# Provided records
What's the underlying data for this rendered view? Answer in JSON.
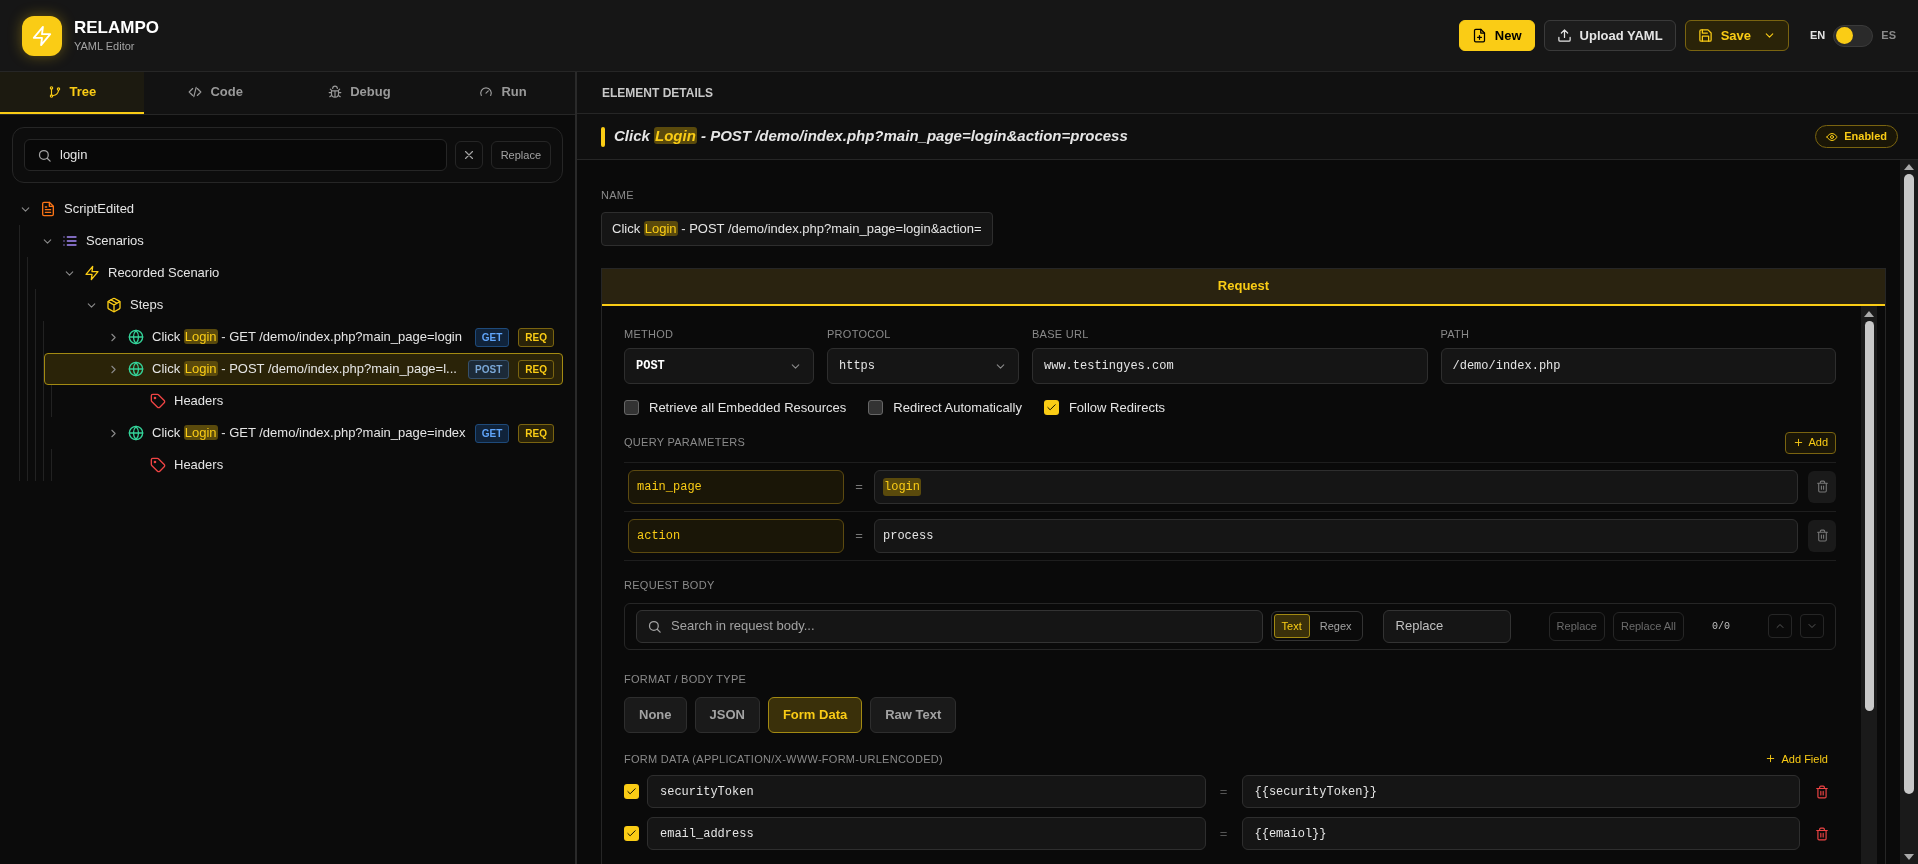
{
  "app": {
    "name": "RELAMPO",
    "subtitle": "YAML Editor"
  },
  "header_actions": [
    {
      "label": "New",
      "kind": "primary"
    },
    {
      "label": "Upload YAML",
      "kind": "upload"
    },
    {
      "label": "Save",
      "kind": "save"
    }
  ],
  "languages": [
    {
      "label": "EN",
      "selected": true
    },
    {
      "label": "ES",
      "selected": false
    }
  ],
  "tabs": [
    {
      "label": "Tree",
      "kind": "tree",
      "selected": true
    },
    {
      "label": "Code",
      "kind": "code",
      "selected": false
    },
    {
      "label": "Debug",
      "kind": "debug",
      "selected": false
    },
    {
      "label": "Run",
      "kind": "run",
      "selected": false
    }
  ],
  "search": {
    "value": "login",
    "replace_button": "Replace"
  },
  "tree": [
    {
      "kind": "document",
      "label": "ScriptEdited",
      "expanded": true,
      "selected": false,
      "children": [
        {
          "kind": "list",
          "label": "Scenarios",
          "expanded": true,
          "selected": false,
          "children": [
            {
              "kind": "bolt",
              "label": "Recorded Scenario",
              "expanded": true,
              "selected": false,
              "children": [
                {
                  "kind": "box",
                  "label": "Steps",
                  "expanded": true,
                  "selected": false,
                  "children": [
                    {
                      "kind": "globe",
                      "label": {
                        "before": "Click ",
                        "match": "Login",
                        "after": " - GET /demo/index.php?main_page=login"
                      },
                      "expanded": false,
                      "selected": false,
                      "badges": [
                        {
                          "label": "GET",
                          "kind": "get"
                        },
                        {
                          "label": "REQ",
                          "kind": "req"
                        }
                      ]
                    },
                    {
                      "kind": "globe",
                      "label": {
                        "before": "Click ",
                        "match": "Login",
                        "after": " - POST /demo/index.php?main_page=l..."
                      },
                      "expanded": false,
                      "selected": true,
                      "badges": [
                        {
                          "label": "POST",
                          "kind": "post"
                        },
                        {
                          "label": "REQ",
                          "kind": "req"
                        }
                      ],
                      "children": [
                        {
                          "kind": "tag",
                          "label": "Headers",
                          "selected": false
                        }
                      ]
                    },
                    {
                      "kind": "globe",
                      "label": {
                        "before": "Click ",
                        "match": "Login",
                        "after": " - GET /demo/index.php?main_page=index"
                      },
                      "expanded": false,
                      "selected": false,
                      "badges": [
                        {
                          "label": "GET",
                          "kind": "get"
                        },
                        {
                          "label": "REQ",
                          "kind": "req"
                        }
                      ],
                      "children": [
                        {
                          "kind": "tag",
                          "label": "Headers",
                          "selected": false
                        }
                      ]
                    }
                  ]
                }
              ]
            }
          ]
        }
      ]
    }
  ],
  "details": {
    "heading": "ELEMENT DETAILS",
    "title": {
      "before": "Click ",
      "match": "Login",
      "after": " - POST /demo/index.php?main_page=login&action=process"
    },
    "enabled_label": "Enabled",
    "enabled": true,
    "name_label": "NAME",
    "name_value": {
      "before": "Click ",
      "match": "Login",
      "after": " - POST /demo/index.php?main_page=login&action="
    },
    "section_tab": "Request",
    "fields": [
      {
        "label": "METHOD",
        "value": "POST",
        "kind": "select"
      },
      {
        "label": "PROTOCOL",
        "value": "https",
        "kind": "select"
      },
      {
        "label": "BASE URL",
        "value": "www.testingyes.com",
        "kind": "text"
      },
      {
        "label": "PATH",
        "value": "/demo/index.php",
        "kind": "text"
      }
    ],
    "options": [
      {
        "label": "Retrieve all Embedded Resources",
        "checked": false
      },
      {
        "label": "Redirect Automatically",
        "checked": false
      },
      {
        "label": "Follow Redirects",
        "checked": true
      }
    ],
    "query_parameters": {
      "label": "QUERY PARAMETERS",
      "add_button": "Add",
      "rows": [
        {
          "key": "main_page",
          "separator": "=",
          "value": "login",
          "highlighted": true
        },
        {
          "key": "action",
          "separator": "=",
          "value": "process",
          "highlighted": false
        }
      ]
    },
    "request_body": {
      "label": "REQUEST BODY",
      "search_placeholder": "Search in request body...",
      "modes": [
        {
          "label": "Text",
          "selected": true
        },
        {
          "label": "Regex",
          "selected": false
        }
      ],
      "replace_placeholder": "Replace",
      "buttons": [
        "Replace",
        "Replace All"
      ],
      "count": "0/0"
    },
    "format": {
      "label": "FORMAT / BODY TYPE",
      "options": [
        {
          "label": "None",
          "selected": false
        },
        {
          "label": "JSON",
          "selected": false
        },
        {
          "label": "Form Data",
          "selected": true
        },
        {
          "label": "Raw Text",
          "selected": false
        }
      ]
    },
    "form_data": {
      "label": "FORM DATA (APPLICATION/X-WWW-FORM-URLENCODED)",
      "add_button": "Add Field",
      "rows": [
        {
          "checked": true,
          "key": "securityToken",
          "separator": "=",
          "value": "{{securityToken}}"
        },
        {
          "checked": true,
          "key": "email_address",
          "separator": "=",
          "value": "{{emaiol}}"
        }
      ]
    }
  }
}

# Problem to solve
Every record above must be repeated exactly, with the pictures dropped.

# Expected output
What's the underlying data for this rendered view? Answer in JSON.
{
  "app": {
    "name": "RELAMPO",
    "subtitle": "YAML Editor"
  },
  "header_actions": [
    {
      "label": "New",
      "kind": "primary"
    },
    {
      "label": "Upload YAML",
      "kind": "upload"
    },
    {
      "label": "Save",
      "kind": "save"
    }
  ],
  "languages": [
    {
      "label": "EN",
      "selected": true
    },
    {
      "label": "ES",
      "selected": false
    }
  ],
  "tabs": [
    {
      "label": "Tree",
      "kind": "tree",
      "selected": true
    },
    {
      "label": "Code",
      "kind": "code",
      "selected": false
    },
    {
      "label": "Debug",
      "kind": "debug",
      "selected": false
    },
    {
      "label": "Run",
      "kind": "run",
      "selected": false
    }
  ],
  "search": {
    "value": "login",
    "replace_button": "Replace"
  },
  "tree": [
    {
      "kind": "document",
      "label": "ScriptEdited",
      "expanded": true,
      "selected": false,
      "children": [
        {
          "kind": "list",
          "label": "Scenarios",
          "expanded": true,
          "selected": false,
          "children": [
            {
              "kind": "bolt",
              "label": "Recorded Scenario",
              "expanded": true,
              "selected": false,
              "children": [
                {
                  "kind": "box",
                  "label": "Steps",
                  "expanded": true,
                  "selected": false,
                  "children": [
                    {
                      "kind": "globe",
                      "label": {
                        "before": "Click ",
                        "match": "Login",
                        "after": " - GET /demo/index.php?main_page=login"
                      },
                      "expanded": false,
                      "selected": false,
                      "badges": [
                        {
                          "label": "GET",
                          "kind": "get"
                        },
                        {
                          "label": "REQ",
                          "kind": "req"
                        }
                      ]
                    },
                    {
                      "kind": "globe",
                      "label": {
                        "before": "Click ",
                        "match": "Login",
                        "after": " - POST /demo/index.php?main_page=l..."
                      },
                      "expanded": false,
                      "selected": true,
                      "badges": [
                        {
                          "label": "POST",
                          "kind": "post"
                        },
                        {
                          "label": "REQ",
                          "kind": "req"
                        }
                      ],
                      "children": [
                        {
                          "kind": "tag",
                          "label": "Headers",
                          "selected": false
                        }
                      ]
                    },
                    {
                      "kind": "globe",
                      "label": {
                        "before": "Click ",
                        "match": "Login",
                        "after": " - GET /demo/index.php?main_page=index"
                      },
                      "expanded": false,
                      "selected": false,
                      "badges": [
                        {
                          "label": "GET",
                          "kind": "get"
                        },
                        {
                          "label": "REQ",
                          "kind": "req"
                        }
                      ],
                      "children": [
                        {
                          "kind": "tag",
                          "label": "Headers",
                          "selected": false
                        }
                      ]
                    }
                  ]
                }
              ]
            }
          ]
        }
      ]
    }
  ],
  "details": {
    "heading": "ELEMENT DETAILS",
    "title": {
      "before": "Click ",
      "match": "Login",
      "after": " - POST /demo/index.php?main_page=login&action=process"
    },
    "enabled_label": "Enabled",
    "enabled": true,
    "name_label": "NAME",
    "name_value": {
      "before": "Click ",
      "match": "Login",
      "after": " - POST /demo/index.php?main_page=login&action="
    },
    "section_tab": "Request",
    "fields": [
      {
        "label": "METHOD",
        "value": "POST",
        "kind": "select"
      },
      {
        "label": "PROTOCOL",
        "value": "https",
        "kind": "select"
      },
      {
        "label": "BASE URL",
        "value": "www.testingyes.com",
        "kind": "text"
      },
      {
        "label": "PATH",
        "value": "/demo/index.php",
        "kind": "text"
      }
    ],
    "options": [
      {
        "label": "Retrieve all Embedded Resources",
        "checked": false
      },
      {
        "label": "Redirect Automatically",
        "checked": false
      },
      {
        "label": "Follow Redirects",
        "checked": true
      }
    ],
    "query_parameters": {
      "label": "QUERY PARAMETERS",
      "add_button": "Add",
      "rows": [
        {
          "key": "main_page",
          "separator": "=",
          "value": "login",
          "highlighted": true
        },
        {
          "key": "action",
          "separator": "=",
          "value": "process",
          "highlighted": false
        }
      ]
    },
    "request_body": {
      "label": "REQUEST BODY",
      "search_placeholder": "Search in request body...",
      "modes": [
        {
          "label": "Text",
          "selected": true
        },
        {
          "label": "Regex",
          "selected": false
        }
      ],
      "replace_placeholder": "Replace",
      "buttons": [
        "Replace",
        "Replace All"
      ],
      "count": "0/0"
    },
    "format": {
      "label": "FORMAT / BODY TYPE",
      "options": [
        {
          "label": "None",
          "selected": false
        },
        {
          "label": "JSON",
          "selected": false
        },
        {
          "label": "Form Data",
          "selected": true
        },
        {
          "label": "Raw Text",
          "selected": false
        }
      ]
    },
    "form_data": {
      "label": "FORM DATA (APPLICATION/X-WWW-FORM-URLENCODED)",
      "add_button": "Add Field",
      "rows": [
        {
          "checked": true,
          "key": "securityToken",
          "separator": "=",
          "value": "{{securityToken}}"
        },
        {
          "checked": true,
          "key": "email_address",
          "separator": "=",
          "value": "{{emaiol}}"
        }
      ]
    }
  }
}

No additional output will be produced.